Interestingly, the Fifth Circuit decision does not entirely dispose of the issues presented. For example, suppose a given state's opt out statute does not explicitly limit its application to residents. Is such a statute then applicable? Under what theory? The issue is out there waiting, and is closely related to the question of whether a given state's exemption scheme could ever apply beyond its own borders, and if so under what circumstances and under what legal theory. I guess we'll have to wait for another day to get the answer to that.

Judge Leif Clark

Anonymous said...

This is very inspiring work you have created for us. Some people need to know that these things can ensue to anyone. You have shown me a better view now.

Anonymous said...

The author is really cool. But some of the commentators are just posting stupid words.

Anonymous said...

Thanks for elevating the discussion. There are no "stupid words" -- only "stupid people."

Anonymous said...

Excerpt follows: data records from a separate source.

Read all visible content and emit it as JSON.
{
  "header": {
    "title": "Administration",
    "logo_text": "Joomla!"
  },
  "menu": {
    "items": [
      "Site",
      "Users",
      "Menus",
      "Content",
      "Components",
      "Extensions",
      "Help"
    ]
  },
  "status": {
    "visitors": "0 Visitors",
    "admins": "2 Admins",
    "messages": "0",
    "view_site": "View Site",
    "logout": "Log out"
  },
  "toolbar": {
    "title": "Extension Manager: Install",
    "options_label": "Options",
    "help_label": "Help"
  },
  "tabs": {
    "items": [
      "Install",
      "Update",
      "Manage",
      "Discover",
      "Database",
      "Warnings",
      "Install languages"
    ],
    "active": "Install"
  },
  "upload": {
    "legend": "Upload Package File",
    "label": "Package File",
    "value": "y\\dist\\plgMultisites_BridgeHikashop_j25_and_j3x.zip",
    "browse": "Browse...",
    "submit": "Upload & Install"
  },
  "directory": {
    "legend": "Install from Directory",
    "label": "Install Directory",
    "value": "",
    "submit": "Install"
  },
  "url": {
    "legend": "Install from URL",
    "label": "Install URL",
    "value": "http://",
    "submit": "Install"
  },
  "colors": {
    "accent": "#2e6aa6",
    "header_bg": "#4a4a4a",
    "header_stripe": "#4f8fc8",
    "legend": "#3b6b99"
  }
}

I spent several weeks online, with the Nolo Bankruptcy book, and with the current Foundation Bankruptcy treatise, which deals with this whole area in a paragraph or two under the heading of 'extraterritoriality' and simply ignores limits some states place on the application of their opt-out statute to nonresidents - a different issue entirely. Then, a couple of lucky hits on the computer, the long and winding road to CAMP and suddenly an exchange between the lawyers in CAMP and one of the judges. If there is legal heaven, I'm in it. If this says something about the candor and civility of lawyers in Texas, I am on my way (I now live in Florida!) TC